*Task requirements*
Lines of the data that contain the word "JSON" are the ones to copy.

•••

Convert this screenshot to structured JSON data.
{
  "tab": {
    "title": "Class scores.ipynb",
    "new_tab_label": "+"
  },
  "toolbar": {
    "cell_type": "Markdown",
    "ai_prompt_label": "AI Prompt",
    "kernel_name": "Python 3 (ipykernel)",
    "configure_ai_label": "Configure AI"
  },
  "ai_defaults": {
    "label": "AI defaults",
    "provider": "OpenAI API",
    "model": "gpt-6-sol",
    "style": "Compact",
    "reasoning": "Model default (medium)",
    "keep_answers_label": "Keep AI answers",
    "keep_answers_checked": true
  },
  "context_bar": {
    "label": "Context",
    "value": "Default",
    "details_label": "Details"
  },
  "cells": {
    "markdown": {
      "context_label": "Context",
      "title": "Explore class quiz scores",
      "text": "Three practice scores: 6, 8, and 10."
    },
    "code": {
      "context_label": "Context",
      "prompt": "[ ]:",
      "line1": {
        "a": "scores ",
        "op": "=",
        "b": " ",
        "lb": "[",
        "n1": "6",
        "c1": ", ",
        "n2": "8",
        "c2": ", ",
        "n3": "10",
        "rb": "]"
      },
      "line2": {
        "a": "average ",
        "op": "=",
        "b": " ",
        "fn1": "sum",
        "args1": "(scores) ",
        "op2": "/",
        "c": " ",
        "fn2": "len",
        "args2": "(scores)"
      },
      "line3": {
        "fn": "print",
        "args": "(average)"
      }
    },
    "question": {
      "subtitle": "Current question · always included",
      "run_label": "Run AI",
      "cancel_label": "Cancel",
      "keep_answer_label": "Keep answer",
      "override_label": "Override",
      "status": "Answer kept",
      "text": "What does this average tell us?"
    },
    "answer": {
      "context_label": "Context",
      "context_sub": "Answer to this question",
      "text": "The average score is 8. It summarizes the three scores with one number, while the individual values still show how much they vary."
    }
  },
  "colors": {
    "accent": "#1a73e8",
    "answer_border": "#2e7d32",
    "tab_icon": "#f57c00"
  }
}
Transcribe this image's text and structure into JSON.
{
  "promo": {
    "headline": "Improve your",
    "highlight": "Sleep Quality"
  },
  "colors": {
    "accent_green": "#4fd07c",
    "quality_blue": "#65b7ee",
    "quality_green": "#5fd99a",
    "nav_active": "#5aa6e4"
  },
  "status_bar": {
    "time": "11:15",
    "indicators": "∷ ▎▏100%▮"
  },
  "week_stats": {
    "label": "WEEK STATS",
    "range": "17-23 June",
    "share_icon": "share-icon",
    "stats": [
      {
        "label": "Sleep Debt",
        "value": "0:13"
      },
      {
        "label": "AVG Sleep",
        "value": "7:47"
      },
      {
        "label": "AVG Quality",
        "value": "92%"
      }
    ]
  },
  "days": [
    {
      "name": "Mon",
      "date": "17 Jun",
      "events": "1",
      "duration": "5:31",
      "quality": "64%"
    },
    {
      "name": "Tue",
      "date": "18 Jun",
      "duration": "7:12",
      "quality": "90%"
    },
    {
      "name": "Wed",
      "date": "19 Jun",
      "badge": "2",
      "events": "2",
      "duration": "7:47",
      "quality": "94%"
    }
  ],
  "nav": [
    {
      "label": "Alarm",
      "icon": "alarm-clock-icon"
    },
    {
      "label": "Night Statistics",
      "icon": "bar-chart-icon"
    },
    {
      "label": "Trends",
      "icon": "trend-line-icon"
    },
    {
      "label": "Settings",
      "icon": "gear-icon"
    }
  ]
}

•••

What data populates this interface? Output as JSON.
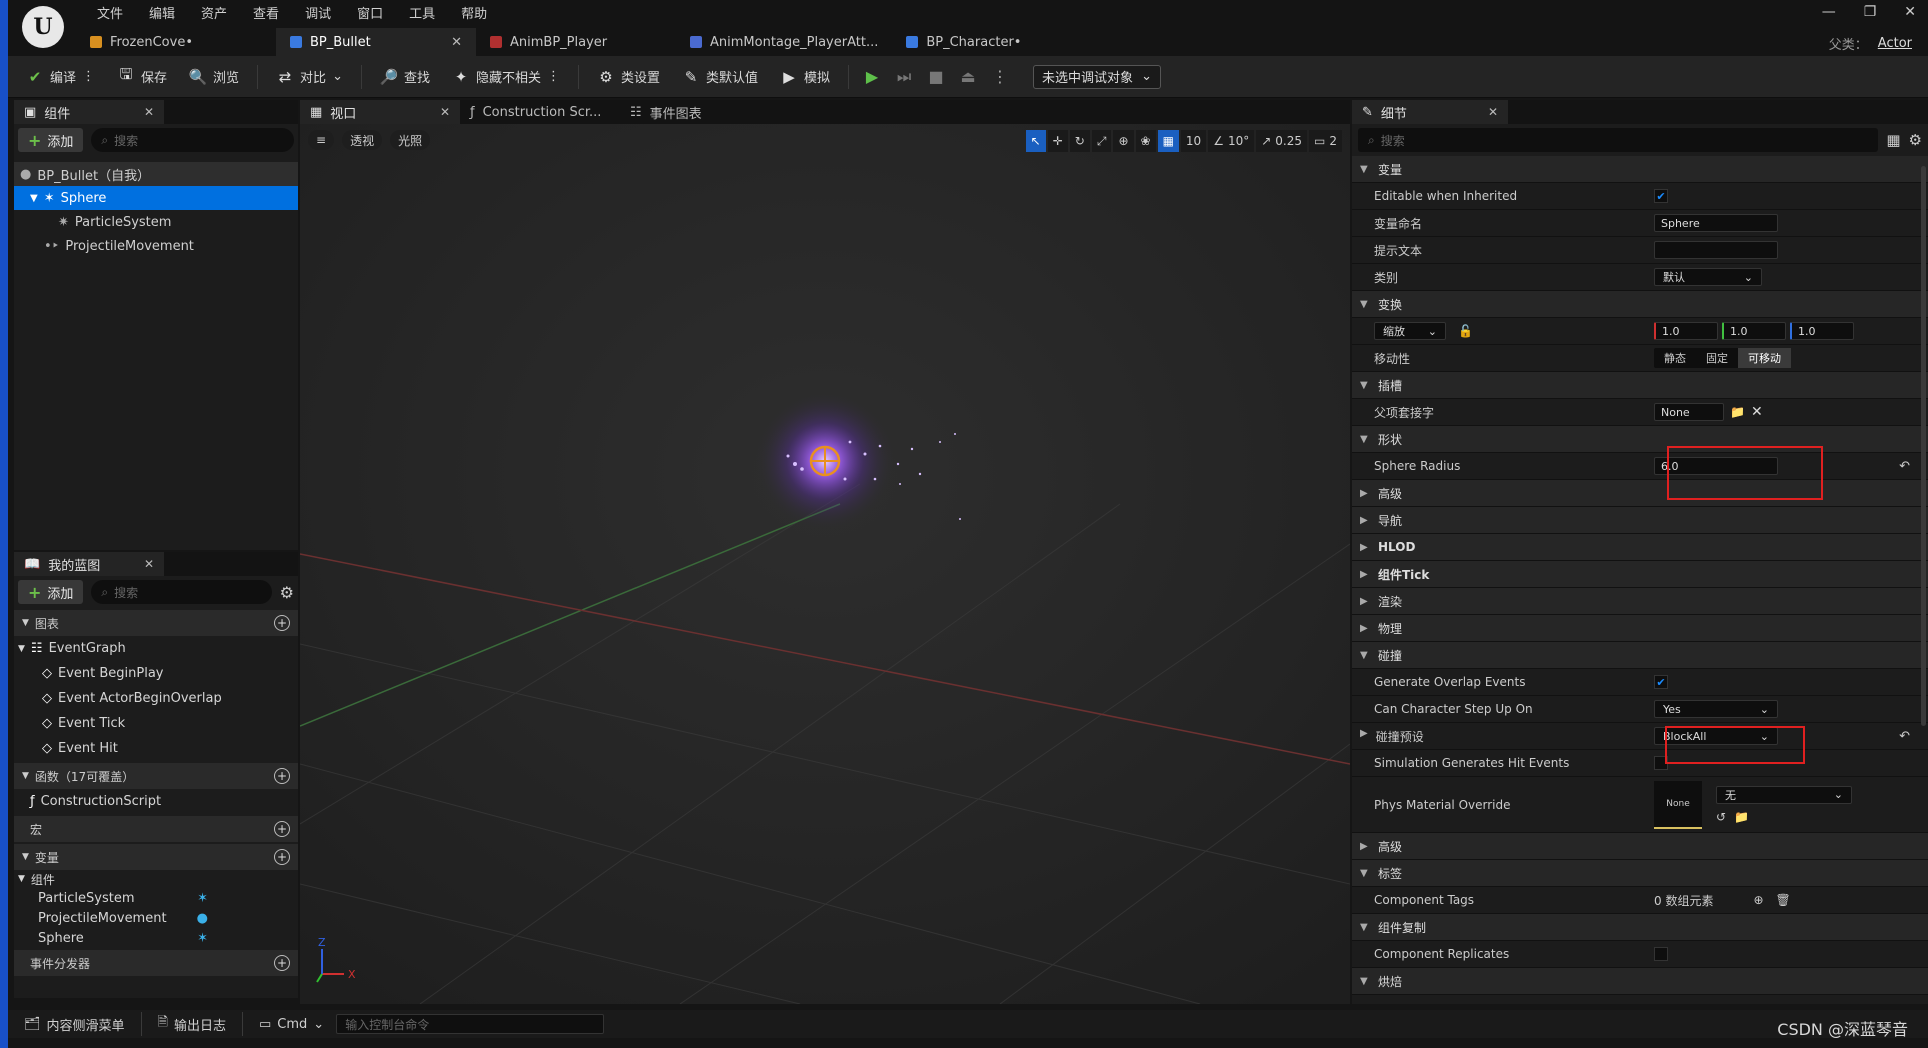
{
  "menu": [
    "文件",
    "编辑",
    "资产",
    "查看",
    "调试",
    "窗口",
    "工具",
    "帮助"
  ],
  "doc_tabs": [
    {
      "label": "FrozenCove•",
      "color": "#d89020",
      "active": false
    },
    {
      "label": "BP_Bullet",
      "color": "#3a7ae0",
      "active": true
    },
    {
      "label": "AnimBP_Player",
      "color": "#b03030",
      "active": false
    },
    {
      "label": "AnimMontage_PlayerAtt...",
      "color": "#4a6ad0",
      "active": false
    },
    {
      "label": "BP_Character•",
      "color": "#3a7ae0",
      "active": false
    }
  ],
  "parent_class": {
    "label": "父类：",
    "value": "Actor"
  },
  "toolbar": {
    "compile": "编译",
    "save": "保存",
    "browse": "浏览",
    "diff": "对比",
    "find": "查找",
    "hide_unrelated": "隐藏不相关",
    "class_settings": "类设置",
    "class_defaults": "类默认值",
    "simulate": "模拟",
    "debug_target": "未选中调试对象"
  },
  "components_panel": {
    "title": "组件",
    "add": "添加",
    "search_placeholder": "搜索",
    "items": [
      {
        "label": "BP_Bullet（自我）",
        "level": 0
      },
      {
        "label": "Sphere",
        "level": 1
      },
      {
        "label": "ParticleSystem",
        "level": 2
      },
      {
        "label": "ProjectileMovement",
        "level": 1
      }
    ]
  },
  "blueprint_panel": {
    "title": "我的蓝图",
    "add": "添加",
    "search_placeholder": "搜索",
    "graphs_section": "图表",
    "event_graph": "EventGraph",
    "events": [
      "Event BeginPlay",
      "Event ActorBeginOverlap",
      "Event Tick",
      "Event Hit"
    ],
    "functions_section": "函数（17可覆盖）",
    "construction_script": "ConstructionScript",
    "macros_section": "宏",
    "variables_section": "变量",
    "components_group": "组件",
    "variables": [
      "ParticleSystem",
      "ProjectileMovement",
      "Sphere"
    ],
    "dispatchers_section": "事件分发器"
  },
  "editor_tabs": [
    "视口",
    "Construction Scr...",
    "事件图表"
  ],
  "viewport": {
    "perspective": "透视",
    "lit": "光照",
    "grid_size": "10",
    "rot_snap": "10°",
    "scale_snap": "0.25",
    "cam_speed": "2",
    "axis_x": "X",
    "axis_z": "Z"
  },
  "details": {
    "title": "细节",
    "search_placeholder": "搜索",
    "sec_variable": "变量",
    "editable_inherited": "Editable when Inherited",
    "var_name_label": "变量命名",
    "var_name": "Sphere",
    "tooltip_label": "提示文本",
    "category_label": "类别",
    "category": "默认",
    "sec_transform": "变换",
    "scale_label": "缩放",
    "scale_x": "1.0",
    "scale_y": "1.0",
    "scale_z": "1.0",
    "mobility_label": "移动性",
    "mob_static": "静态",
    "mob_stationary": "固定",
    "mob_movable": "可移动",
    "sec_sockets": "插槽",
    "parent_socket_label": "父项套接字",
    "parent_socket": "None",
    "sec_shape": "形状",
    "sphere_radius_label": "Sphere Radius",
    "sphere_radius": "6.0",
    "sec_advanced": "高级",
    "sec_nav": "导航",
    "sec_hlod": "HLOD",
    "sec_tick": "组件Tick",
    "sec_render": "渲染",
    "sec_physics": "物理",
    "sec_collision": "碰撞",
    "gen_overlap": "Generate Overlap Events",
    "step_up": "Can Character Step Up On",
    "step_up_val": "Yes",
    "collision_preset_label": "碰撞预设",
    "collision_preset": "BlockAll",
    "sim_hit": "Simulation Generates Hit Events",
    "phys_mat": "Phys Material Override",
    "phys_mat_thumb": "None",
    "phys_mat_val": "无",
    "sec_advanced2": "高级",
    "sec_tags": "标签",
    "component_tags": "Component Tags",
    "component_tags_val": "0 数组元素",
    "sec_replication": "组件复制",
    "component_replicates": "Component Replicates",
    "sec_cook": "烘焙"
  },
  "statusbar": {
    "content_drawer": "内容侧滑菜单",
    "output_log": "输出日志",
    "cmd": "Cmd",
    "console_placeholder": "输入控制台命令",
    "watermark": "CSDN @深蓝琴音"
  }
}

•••

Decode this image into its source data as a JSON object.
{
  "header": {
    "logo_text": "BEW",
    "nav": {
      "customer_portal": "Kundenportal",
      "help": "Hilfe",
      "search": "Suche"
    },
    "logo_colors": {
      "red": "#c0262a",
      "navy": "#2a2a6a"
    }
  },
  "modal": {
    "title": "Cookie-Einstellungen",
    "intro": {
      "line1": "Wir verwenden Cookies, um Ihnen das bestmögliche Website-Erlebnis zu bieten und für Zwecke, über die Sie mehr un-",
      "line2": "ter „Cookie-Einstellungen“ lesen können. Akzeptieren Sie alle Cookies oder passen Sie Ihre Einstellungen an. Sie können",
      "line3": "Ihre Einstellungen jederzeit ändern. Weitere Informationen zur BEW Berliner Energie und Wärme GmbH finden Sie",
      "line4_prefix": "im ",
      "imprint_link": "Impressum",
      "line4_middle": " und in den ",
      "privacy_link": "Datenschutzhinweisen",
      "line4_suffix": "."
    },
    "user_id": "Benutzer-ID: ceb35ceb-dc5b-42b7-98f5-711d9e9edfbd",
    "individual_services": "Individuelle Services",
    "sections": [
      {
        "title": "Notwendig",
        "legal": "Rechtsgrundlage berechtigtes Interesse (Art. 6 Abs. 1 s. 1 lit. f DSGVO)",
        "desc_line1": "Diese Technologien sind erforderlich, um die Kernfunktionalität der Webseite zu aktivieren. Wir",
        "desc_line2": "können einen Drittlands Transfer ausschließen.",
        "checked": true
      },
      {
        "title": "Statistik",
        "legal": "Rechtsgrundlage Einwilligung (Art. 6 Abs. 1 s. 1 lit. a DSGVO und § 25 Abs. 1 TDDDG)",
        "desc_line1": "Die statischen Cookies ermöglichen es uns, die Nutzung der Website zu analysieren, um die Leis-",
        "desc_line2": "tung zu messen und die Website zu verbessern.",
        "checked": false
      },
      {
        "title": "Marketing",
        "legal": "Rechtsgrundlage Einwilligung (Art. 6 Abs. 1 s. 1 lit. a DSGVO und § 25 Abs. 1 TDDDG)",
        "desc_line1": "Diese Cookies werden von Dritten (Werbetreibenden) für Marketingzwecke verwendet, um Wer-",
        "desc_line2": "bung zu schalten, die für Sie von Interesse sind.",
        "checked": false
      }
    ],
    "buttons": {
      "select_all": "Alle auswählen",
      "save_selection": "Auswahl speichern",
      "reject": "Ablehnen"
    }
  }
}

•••

*Expected output*
Convert this screenshot to structured JSON data.
Transcribe this image's text and structure into JSON.
What data populates this interface? Output as JSON.
Decode this image into its source data as a JSON object.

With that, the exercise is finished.